Materials engineering (MSE) influences our lives each time we buy or use a new device, machine, or structure. Materials engineers apply their understanding of metals, ceramics, polymers, composites, biomaterials and electronic materials to design products ranging from cellular phones to aircraft and from antibacterial coatings to biomedical implants. MSE graduates work across nearly every technology and every industry, including nanotechnology, the aerospace applications of materials, and producers of materials (e.g. ArcelorMittal, Timken, ALCOA, GE Plastics, Corning, 3M etc.). MSEs also work as designers of new devices and engineering products (e.g. Ford, Intel, Applied Materials, IBM, Zimmer and DePuy Orthopedics, Johnson & Johnson, W. L. Gore, etc.) and with companies that solve major engineering challenges (e.g. Halliburton, Schlumberger, ExxonMobil, BP, Chevron). Because of its breadth, the MSE degree also prepares graduates well for careers as lawyers, doctors, pharmaceutical researchers—even as managers of diverse teams of engineers and scientists.**

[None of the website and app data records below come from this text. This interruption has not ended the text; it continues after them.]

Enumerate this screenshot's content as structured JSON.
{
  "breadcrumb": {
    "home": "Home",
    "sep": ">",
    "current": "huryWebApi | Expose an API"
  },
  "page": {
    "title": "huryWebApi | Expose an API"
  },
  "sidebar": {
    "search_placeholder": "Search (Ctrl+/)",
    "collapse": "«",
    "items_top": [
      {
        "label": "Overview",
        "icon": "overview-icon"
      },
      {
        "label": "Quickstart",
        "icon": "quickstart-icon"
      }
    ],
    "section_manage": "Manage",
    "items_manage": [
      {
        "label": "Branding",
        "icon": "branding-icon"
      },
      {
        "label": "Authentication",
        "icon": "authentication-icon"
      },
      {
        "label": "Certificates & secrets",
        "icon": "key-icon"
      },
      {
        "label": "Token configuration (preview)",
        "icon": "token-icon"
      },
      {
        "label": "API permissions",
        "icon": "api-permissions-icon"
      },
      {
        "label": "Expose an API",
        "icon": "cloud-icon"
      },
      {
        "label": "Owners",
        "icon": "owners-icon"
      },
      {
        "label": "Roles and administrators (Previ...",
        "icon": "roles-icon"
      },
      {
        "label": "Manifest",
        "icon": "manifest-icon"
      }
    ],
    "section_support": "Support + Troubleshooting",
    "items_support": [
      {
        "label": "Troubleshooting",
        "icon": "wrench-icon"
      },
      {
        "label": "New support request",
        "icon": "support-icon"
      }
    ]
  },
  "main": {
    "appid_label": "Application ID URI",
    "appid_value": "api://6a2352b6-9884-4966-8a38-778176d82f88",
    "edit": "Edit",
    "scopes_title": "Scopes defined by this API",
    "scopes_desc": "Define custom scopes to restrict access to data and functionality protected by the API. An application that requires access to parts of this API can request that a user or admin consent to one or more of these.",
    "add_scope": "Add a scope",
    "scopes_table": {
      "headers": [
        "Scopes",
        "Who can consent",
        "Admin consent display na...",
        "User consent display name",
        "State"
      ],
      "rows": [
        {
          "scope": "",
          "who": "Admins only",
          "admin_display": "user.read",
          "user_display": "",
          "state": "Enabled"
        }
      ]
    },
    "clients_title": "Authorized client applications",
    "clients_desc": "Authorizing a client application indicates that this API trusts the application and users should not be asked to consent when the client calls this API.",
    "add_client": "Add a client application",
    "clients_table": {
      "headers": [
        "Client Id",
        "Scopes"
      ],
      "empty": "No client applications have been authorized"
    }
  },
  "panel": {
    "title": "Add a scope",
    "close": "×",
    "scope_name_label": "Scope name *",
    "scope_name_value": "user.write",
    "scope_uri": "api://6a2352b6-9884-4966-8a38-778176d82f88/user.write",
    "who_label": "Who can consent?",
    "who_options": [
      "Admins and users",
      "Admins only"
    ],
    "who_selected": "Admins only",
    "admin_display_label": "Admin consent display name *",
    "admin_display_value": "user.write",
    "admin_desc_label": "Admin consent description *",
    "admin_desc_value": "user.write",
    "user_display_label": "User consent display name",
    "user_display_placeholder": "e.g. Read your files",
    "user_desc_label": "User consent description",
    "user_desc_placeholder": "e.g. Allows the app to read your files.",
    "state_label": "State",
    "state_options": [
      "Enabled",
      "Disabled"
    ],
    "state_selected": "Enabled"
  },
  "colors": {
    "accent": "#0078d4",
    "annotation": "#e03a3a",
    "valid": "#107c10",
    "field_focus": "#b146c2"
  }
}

Points of Pride:
- Small undergraduate classes (usually fewer than 40 students), allowing students to receive individual attention from the program’s 20 faculty members
- High student participation in cooperative education, summer internships, and study abroad
- Hands-on labs every year in the program, using state-of-the-art equipment in the Neil Armstrong Hall of Engineering. Senior design experience consists of a full-year project sponsored by and coordinated with industrial sponsors.
- One-on-one undergraduate research opportunities (more than 25% of students participate)